- [Available records]:
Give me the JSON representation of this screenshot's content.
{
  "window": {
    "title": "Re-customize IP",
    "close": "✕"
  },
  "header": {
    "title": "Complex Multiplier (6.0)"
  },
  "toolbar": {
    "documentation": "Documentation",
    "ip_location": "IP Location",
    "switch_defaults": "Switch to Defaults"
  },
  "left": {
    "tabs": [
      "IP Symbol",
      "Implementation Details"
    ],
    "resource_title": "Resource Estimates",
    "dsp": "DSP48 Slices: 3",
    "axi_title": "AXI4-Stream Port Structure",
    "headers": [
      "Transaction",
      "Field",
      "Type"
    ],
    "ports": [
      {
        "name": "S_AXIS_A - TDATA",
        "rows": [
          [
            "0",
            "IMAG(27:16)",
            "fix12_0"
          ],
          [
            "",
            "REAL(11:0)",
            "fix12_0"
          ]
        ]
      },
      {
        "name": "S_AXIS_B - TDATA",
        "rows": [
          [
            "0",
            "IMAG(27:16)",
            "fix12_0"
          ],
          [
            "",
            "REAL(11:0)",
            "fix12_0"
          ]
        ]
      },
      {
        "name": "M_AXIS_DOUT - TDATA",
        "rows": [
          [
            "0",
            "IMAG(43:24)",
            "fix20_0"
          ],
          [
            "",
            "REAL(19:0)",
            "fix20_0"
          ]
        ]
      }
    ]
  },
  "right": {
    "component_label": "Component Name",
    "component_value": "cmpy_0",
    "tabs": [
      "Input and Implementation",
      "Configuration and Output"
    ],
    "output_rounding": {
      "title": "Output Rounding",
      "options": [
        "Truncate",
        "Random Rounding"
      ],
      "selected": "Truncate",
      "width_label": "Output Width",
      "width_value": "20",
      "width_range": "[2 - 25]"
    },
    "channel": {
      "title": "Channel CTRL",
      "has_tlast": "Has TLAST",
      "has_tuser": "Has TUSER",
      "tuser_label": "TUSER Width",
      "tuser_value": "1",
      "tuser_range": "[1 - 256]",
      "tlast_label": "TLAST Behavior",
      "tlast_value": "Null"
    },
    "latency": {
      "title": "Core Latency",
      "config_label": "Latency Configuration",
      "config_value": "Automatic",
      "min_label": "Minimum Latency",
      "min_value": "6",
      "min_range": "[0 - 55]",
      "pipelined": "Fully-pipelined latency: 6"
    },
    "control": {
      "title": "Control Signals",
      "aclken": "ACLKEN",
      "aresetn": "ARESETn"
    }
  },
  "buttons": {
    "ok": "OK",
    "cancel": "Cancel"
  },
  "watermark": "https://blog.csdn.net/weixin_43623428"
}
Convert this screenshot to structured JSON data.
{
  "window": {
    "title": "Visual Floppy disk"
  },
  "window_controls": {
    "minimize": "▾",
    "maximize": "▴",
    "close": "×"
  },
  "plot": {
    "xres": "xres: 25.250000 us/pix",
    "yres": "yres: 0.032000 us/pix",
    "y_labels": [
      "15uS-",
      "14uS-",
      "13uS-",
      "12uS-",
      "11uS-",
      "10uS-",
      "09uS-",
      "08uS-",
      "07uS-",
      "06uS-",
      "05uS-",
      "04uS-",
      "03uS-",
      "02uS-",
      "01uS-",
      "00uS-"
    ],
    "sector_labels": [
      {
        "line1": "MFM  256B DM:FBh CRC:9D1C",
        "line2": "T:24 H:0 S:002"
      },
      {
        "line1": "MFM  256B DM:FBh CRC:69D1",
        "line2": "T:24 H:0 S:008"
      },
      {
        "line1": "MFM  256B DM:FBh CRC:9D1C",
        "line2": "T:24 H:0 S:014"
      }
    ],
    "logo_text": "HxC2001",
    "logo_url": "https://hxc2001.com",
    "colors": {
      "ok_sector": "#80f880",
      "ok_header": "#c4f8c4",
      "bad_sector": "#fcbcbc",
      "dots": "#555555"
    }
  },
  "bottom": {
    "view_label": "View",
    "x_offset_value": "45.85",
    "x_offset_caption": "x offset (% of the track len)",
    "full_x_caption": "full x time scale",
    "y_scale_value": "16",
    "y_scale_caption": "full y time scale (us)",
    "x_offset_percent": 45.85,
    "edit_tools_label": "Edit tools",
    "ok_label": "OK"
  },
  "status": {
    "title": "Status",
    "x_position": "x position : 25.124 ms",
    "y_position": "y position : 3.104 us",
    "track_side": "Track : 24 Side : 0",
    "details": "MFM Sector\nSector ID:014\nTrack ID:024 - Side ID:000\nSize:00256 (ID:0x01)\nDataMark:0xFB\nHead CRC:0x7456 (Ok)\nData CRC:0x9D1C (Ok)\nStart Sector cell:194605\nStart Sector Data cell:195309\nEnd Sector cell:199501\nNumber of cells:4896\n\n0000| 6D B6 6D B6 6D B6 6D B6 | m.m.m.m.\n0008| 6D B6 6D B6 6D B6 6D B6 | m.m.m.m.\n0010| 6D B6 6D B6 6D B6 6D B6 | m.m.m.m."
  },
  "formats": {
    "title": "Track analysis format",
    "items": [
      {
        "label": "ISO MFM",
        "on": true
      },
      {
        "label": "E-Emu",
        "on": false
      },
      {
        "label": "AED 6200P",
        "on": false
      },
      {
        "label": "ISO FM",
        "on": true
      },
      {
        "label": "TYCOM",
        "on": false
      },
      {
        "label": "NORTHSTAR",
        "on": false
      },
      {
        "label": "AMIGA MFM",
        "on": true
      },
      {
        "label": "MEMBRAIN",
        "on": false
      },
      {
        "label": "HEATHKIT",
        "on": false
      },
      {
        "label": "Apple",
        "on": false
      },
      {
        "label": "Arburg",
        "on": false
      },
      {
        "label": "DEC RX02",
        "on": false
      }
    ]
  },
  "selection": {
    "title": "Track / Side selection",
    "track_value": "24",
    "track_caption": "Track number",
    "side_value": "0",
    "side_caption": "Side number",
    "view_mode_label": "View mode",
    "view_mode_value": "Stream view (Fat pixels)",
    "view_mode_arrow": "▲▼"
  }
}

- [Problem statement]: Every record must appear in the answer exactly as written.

- [Exercise result]:
Give me the JSON representation of this screenshot's content.
{
  "window": {
    "title": "Re-customize IP",
    "close": "✕"
  },
  "header": {
    "title": "Complex Multiplier (6.0)"
  },
  "toolbar": {
    "documentation": "Documentation",
    "ip_location": "IP Location",
    "switch_defaults": "Switch to Defaults"
  },
  "left": {
    "tabs": [
      "IP Symbol",
      "Implementation Details"
    ],
    "resource_title": "Resource Estimates",
    "dsp": "DSP48 Slices: 3",
    "axi_title": "AXI4-Stream Port Structure",
    "headers": [
      "Transaction",
      "Field",
      "Type"
    ],
    "ports": [
      {
        "name": "S_AXIS_A - TDATA",
        "rows": [
          [
            "0",
            "IMAG(27:16)",
            "fix12_0"
          ],
          [
            "",
            "REAL(11:0)",
            "fix12_0"
          ]
        ]
      },
      {
        "name": "S_AXIS_B - TDATA",
        "rows": [
          [
            "0",
            "IMAG(27:16)",
            "fix12_0"
          ],
          [
            "",
            "REAL(11:0)",
            "fix12_0"
          ]
        ]
      },
      {
        "name": "M_AXIS_DOUT - TDATA",
        "rows": [
          [
            "0",
            "IMAG(43:24)",
            "fix20_0"
          ],
          [
            "",
            "REAL(19:0)",
            "fix20_0"
          ]
        ]
      }
    ]
  },
  "right": {
    "component_label": "Component Name",
    "component_value": "cmpy_0",
    "tabs": [
      "Input and Implementation",
      "Configuration and Output"
    ],
    "output_rounding": {
      "title": "Output Rounding",
      "options": [
        "Truncate",
        "Random Rounding"
      ],
      "selected": "Truncate",
      "width_label": "Output Width",
      "width_value": "20",
      "width_range": "[2 - 25]"
    },
    "channel": {
      "title": "Channel CTRL",
      "has_tlast": "Has TLAST",
      "has_tuser": "Has TUSER",
      "tuser_label": "TUSER Width",
      "tuser_value": "1",
      "tuser_range": "[1 - 256]",
      "tlast_label": "TLAST Behavior",
      "tlast_value": "Null"
    },
    "latency": {
      "title": "Core Latency",
      "config_label": "Latency Configuration",
      "config_value": "Automatic",
      "min_label": "Minimum Latency",
      "min_value": "6",
      "min_range": "[0 - 55]",
      "pipelined": "Fully-pipelined latency: 6"
    },
    "control": {
      "title": "Control Signals",
      "aclken": "ACLKEN",
      "aresetn": "ARESETn"
    }
  },
  "buttons": {
    "ok": "OK",
    "cancel": "Cancel"
  },
  "watermark": "https://blog.csdn.net/weixin_43623428"
}
Convert this screenshot to structured JSON data.
{
  "window": {
    "title": "Visual Floppy disk"
  },
  "window_controls": {
    "minimize": "▾",
    "maximize": "▴",
    "close": "×"
  },
  "plot": {
    "xres": "xres: 25.250000 us/pix",
    "yres": "yres: 0.032000 us/pix",
    "y_labels": [
      "15uS-",
      "14uS-",
      "13uS-",
      "12uS-",
      "11uS-",
      "10uS-",
      "09uS-",
      "08uS-",
      "07uS-",
      "06uS-",
      "05uS-",
      "04uS-",
      "03uS-",
      "02uS-",
      "01uS-",
      "00uS-"
    ],
    "sector_labels": [
      {
        "line1": "MFM  256B DM:FBh CRC:9D1C",
        "line2": "T:24 H:0 S:002"
      },
      {
        "line1": "MFM  256B DM:FBh CRC:69D1",
        "line2": "T:24 H:0 S:008"
      },
      {
        "line1": "MFM  256B DM:FBh CRC:9D1C",
        "line2": "T:24 H:0 S:014"
      }
    ],
    "logo_text": "HxC2001",
    "logo_url": "https://hxc2001.com",
    "colors": {
      "ok_sector": "#80f880",
      "ok_header": "#c4f8c4",
      "bad_sector": "#fcbcbc",
      "dots": "#555555"
    }
  },
  "bottom": {
    "view_label": "View",
    "x_offset_value": "45.85",
    "x_offset_caption": "x offset (% of the track len)",
    "full_x_caption": "full x time scale",
    "y_scale_value": "16",
    "y_scale_caption": "full y time scale (us)",
    "x_offset_percent": 45.85,
    "edit_tools_label": "Edit tools",
    "ok_label": "OK"
  },
  "status": {
    "title": "Status",
    "x_position": "x position : 25.124 ms",
    "y_position": "y position : 3.104 us",
    "track_side": "Track : 24 Side : 0",
    "details": "MFM Sector\nSector ID:014\nTrack ID:024 - Side ID:000\nSize:00256 (ID:0x01)\nDataMark:0xFB\nHead CRC:0x7456 (Ok)\nData CRC:0x9D1C (Ok)\nStart Sector cell:194605\nStart Sector Data cell:195309\nEnd Sector cell:199501\nNumber of cells:4896\n\n0000| 6D B6 6D B6 6D B6 6D B6 | m.m.m.m.\n0008| 6D B6 6D B6 6D B6 6D B6 | m.m.m.m.\n0010| 6D B6 6D B6 6D B6 6D B6 | m.m.m.m."
  },
  "formats": {
    "title": "Track analysis format",
    "items": [
      {
        "label": "ISO MFM",
        "on": true
      },
      {
        "label": "E-Emu",
        "on": false
      },
      {
        "label": "AED 6200P",
        "on": false
      },
      {
        "label": "ISO FM",
        "on": true
      },
      {
        "label": "TYCOM",
        "on": false
      },
      {
        "label": "NORTHSTAR",
        "on": false
      },
      {
        "label": "AMIGA MFM",
        "on": true
      },
      {
        "label": "MEMBRAIN",
        "on": false
      },
      {
        "label": "HEATHKIT",
        "on": false
      },
      {
        "label": "Apple",
        "on": false
      },
      {
        "label": "Arburg",
        "on": false
      },
      {
        "label": "DEC RX02",
        "on": false
      }
    ]
  },
  "selection": {
    "title": "Track / Side selection",
    "track_value": "24",
    "track_caption": "Track number",
    "side_value": "0",
    "side_caption": "Side number",
    "view_mode_label": "View mode",
    "view_mode_value": "Stream view (Fat pixels)",
    "view_mode_arrow": "▲▼"
  }
}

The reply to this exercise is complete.